- _The problem_
Which lines of the data below include the string "badge"? Return each of them.

- _Records provided_
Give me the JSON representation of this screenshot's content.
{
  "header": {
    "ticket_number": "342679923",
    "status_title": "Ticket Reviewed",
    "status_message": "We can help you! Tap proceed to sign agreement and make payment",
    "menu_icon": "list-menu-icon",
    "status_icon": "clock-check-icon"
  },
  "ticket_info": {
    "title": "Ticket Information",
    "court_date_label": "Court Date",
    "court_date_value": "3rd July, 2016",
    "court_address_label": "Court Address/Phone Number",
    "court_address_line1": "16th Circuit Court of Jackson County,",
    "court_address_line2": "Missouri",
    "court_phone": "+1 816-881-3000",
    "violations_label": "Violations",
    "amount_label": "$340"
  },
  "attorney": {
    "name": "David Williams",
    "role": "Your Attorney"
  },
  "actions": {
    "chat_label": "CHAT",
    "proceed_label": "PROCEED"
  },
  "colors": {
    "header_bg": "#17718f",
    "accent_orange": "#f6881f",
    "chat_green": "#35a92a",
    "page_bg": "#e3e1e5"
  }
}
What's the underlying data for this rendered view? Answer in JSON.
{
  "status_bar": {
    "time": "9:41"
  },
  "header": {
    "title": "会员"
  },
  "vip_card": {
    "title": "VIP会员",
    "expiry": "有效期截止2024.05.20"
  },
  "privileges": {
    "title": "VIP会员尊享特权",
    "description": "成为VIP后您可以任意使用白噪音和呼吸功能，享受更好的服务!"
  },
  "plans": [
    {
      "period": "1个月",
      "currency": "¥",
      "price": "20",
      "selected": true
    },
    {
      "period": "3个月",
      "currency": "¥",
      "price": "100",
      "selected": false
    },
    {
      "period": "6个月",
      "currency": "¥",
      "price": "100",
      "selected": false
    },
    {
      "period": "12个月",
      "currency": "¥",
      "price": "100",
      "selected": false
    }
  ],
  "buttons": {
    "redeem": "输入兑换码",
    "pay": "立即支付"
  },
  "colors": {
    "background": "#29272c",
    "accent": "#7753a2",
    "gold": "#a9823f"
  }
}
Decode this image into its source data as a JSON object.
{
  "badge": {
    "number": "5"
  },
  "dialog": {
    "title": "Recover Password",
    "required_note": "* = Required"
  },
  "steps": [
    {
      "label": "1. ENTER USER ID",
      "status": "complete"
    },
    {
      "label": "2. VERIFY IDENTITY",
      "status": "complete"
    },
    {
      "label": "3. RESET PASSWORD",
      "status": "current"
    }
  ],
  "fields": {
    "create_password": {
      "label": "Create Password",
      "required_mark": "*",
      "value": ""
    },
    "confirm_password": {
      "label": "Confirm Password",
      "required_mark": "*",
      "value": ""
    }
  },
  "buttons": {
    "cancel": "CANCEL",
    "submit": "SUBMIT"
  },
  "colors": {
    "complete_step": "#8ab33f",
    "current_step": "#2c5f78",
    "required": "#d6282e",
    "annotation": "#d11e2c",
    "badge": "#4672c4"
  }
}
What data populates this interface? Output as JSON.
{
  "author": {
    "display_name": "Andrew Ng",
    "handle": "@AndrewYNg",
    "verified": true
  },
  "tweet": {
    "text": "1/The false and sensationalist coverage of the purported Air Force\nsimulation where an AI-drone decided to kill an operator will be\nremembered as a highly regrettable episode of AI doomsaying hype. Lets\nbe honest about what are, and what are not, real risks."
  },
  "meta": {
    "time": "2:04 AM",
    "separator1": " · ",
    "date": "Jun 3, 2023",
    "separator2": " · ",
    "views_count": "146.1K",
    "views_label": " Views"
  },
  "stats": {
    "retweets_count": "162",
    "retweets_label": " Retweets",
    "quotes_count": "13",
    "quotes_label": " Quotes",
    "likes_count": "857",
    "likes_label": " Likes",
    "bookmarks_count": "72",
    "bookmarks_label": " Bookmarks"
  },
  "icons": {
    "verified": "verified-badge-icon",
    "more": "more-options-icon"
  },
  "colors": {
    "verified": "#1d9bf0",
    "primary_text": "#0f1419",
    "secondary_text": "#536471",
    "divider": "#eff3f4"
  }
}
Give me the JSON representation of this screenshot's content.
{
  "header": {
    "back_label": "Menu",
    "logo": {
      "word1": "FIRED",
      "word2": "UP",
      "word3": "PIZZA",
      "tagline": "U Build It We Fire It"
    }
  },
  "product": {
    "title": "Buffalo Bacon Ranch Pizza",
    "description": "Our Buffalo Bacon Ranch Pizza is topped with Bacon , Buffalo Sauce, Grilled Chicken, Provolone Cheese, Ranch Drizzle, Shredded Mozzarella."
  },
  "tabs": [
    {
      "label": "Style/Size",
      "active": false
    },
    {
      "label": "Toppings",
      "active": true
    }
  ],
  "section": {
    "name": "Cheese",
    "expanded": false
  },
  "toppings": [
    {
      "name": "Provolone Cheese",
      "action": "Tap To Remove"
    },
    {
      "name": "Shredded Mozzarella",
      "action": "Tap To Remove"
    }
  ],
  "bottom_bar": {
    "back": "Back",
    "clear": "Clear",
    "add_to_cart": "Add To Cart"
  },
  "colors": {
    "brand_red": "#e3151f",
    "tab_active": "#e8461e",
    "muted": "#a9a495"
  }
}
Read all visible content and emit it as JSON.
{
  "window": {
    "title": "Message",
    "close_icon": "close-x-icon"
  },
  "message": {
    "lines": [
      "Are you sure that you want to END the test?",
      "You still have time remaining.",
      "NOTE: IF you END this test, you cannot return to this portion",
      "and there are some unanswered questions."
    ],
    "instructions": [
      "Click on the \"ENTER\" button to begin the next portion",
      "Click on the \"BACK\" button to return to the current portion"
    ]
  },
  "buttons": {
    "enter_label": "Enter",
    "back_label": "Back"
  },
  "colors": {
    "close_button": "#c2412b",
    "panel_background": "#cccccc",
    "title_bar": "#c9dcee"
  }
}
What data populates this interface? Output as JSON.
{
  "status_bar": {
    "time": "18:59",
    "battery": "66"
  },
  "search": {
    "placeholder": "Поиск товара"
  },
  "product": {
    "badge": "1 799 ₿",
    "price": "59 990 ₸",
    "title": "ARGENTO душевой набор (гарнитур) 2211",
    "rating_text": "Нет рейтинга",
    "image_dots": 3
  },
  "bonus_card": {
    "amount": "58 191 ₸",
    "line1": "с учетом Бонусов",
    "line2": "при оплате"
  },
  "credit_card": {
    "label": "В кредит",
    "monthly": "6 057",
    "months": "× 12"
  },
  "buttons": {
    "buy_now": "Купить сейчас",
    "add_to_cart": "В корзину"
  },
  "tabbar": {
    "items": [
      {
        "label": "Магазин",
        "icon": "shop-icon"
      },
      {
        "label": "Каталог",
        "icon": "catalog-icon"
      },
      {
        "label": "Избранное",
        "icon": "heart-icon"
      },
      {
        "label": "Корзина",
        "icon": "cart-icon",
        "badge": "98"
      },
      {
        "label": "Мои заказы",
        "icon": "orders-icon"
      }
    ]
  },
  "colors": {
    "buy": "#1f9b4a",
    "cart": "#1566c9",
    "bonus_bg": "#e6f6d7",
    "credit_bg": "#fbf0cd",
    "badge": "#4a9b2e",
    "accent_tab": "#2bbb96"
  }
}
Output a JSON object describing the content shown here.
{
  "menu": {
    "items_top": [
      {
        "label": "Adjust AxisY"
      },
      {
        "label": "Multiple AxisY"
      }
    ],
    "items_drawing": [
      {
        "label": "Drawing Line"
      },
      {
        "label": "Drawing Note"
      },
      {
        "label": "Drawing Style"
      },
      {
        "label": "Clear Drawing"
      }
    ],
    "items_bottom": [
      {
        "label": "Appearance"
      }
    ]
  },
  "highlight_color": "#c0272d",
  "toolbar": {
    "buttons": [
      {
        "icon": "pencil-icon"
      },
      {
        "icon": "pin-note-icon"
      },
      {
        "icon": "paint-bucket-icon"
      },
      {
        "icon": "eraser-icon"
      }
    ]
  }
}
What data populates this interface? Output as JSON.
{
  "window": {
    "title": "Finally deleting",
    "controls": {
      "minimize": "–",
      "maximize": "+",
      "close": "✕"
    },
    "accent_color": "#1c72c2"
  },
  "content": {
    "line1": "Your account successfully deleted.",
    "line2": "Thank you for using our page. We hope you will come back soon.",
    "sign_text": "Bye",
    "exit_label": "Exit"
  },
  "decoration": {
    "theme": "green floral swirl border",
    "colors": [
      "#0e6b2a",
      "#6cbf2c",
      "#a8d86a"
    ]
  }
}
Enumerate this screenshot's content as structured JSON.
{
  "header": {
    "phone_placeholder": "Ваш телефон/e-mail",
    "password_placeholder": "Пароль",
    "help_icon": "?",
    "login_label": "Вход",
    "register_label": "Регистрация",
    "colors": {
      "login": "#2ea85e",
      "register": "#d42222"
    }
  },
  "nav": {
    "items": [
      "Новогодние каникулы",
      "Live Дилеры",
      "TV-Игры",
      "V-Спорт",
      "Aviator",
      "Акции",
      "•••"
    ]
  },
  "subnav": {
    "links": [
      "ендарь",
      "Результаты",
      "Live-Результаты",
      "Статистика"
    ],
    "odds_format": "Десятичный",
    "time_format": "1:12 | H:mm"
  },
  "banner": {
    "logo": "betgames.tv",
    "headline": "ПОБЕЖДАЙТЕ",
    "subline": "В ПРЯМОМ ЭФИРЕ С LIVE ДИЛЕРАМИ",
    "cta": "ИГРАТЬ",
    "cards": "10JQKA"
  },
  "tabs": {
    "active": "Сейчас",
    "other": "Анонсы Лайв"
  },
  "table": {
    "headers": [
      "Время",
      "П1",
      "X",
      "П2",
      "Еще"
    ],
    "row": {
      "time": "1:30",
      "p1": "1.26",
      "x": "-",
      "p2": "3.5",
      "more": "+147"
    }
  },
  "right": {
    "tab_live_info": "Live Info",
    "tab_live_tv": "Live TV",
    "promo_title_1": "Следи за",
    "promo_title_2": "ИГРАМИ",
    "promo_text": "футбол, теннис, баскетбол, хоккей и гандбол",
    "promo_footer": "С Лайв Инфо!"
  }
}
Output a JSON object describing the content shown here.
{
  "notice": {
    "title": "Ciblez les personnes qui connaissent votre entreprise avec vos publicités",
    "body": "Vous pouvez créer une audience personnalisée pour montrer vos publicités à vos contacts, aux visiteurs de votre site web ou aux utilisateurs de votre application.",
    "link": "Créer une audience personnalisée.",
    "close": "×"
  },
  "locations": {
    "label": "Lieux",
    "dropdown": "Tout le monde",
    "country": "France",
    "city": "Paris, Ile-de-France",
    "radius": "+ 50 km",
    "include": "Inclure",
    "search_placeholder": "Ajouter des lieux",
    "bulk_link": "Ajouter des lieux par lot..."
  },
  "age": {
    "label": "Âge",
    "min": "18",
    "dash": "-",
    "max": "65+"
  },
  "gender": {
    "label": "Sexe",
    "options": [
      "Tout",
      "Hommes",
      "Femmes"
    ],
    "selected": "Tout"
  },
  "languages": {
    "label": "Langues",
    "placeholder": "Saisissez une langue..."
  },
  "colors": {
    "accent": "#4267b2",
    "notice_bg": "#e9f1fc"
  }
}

- _Solution to this problem_
  "badge": {
    "badge": "#4672c4"
    "verified": "verified-badge-icon",
    "badge": "1 799 ₿",
        "badge": "98"
    "badge": "#4a9b2e",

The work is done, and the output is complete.